Topeka The Kansas Supreme Court's newest justice won't be sworn in until Nov. 18, guaranteeing he won't face voters next year amid ongoing criticism that the court is out of touch.
Some Republican legislators suggested Thursday the timing of Eric Rosen joining the court could be an attempt to avoid voters. Many GOP lawmakers contend Kansans are angry about Supreme Court rulings on education funding and capital punishment.
Gov. Kathleen Sebelius named Rosen to the state's highest court on July 22. Rosen is a Shawnee County district judge, and he said when Sebelius appointed him that he wanted to finish pending cases in his court.
House Speaker Doug Mays, R-Topeka, said he admired Rosen but accused Sebelius of trying "to get around the will of the people." Mays is seeking the Republican nomination to challenge Sebelius next year and led the failed fight during this summer's special session to send voters a proposed constitutional amendment limiting the court's authority.
"What she's doing here is fundamentally wrong," Mays said. "I really think the governor owes the people of the state an explanation."
Spokeswoman Nicole Corcoran said Sebelius had nothing to do with the timing of Rosen's swearing-in and noted that Rosen mentioned when he was appointed that he still had cases pending in district court.
Age: 52; born May 25, 1953. Hometown: Topeka. Education: Bachelor's degree in social work, Kansas University, 1975; master's degree in social work, KU, 1976; law degree, Washburn University, 1984. Career: Served as Shawnee County District Court judge from 1993 to present. Was in private practice from 1990 to 1993. Served as assistant district attorney and later associate general counsel to the Kansas Securities Commission. Was an assistant public defender upon graduating from law school. Personal: He and his wife, Libby, have four sons and three grandchildren.
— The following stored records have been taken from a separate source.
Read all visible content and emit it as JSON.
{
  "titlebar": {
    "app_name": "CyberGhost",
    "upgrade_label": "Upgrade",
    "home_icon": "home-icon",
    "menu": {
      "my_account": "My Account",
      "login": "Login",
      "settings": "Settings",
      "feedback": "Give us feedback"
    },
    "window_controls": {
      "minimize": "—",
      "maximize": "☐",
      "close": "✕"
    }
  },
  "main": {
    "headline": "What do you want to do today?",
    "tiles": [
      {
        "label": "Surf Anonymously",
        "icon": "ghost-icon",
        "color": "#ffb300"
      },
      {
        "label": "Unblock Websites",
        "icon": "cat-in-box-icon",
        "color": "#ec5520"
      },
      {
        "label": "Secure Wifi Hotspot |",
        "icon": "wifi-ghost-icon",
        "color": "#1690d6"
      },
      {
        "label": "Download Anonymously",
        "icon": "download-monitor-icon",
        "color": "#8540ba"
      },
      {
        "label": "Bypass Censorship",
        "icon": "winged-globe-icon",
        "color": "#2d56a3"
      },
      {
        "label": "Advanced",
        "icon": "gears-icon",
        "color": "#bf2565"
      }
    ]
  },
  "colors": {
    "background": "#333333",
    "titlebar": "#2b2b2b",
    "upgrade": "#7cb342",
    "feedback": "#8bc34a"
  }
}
When asked whether having to face voters was a consideration in scheduling the swearing-in, court spokesman Ron Keefover said: "Absolutely not."
Rosen was at an all-day conference Thursday and didn't return a telephone message left at his office.
A new justice must serve a year in office before facing a retention vote at the next general election. The justice then faces retention every six years.
If Rosen's swearing-in were Nov. 6 or earlier, he'd have to face retention in the Nov. 7, 2006, general election. The Nov. 18 date means Rosen won't be on the ballot until 2008.
"It looks suspicious," said Rep. Frank Miller, R-Independence. "It just kind of confirms that court is now definitely a Sebelius court."
Rosen is Sebelius' second appointment to the seven-member Supreme Court. Her first, Justice Carol Beier, was retained in 2004 by a 76.5 percent vote.
Winning retention hasn't been a problem for justices. Since 1960, when the state ended partisan elections for the court, no justice has failed to win retention by less than a two-thirds majority.
But many Republican legislators, particularly conservatives, contend their constituents are angry about court rulings on education funding, which forced the special session this year. In June, the court told legislators to provide an additional $143 million for schools - and many GOP lawmakers said the justices exceeded their constitutional authority by setting a figure.
Also, in December, a 4-3 court majority struck down the state's death penalty law, creating the possibility that several convicted murderers won't face execution for notorious multiple killings. Atty. Gen. Phill Kline has appealed the ruling to the U.S. Supreme Court.
"It seems like they're becoming political, and I don't think that's their purpose," said Sen. Peggy Palmer, R-Augusta.
The school finance and death penalty rulings led Palmer and other Republicans to propose requiring Senate confirmation for court appointees.
Mays and Senate Majority Leader Derek Schmidt said the timing of Rosen's swearing in will renew interest in the measure.
"It's going to fan the flames of those who think the court is increasingly a political actor and whether that's true or not. This really does not strengthen the court as an institution," said Schmidt, R-Independence.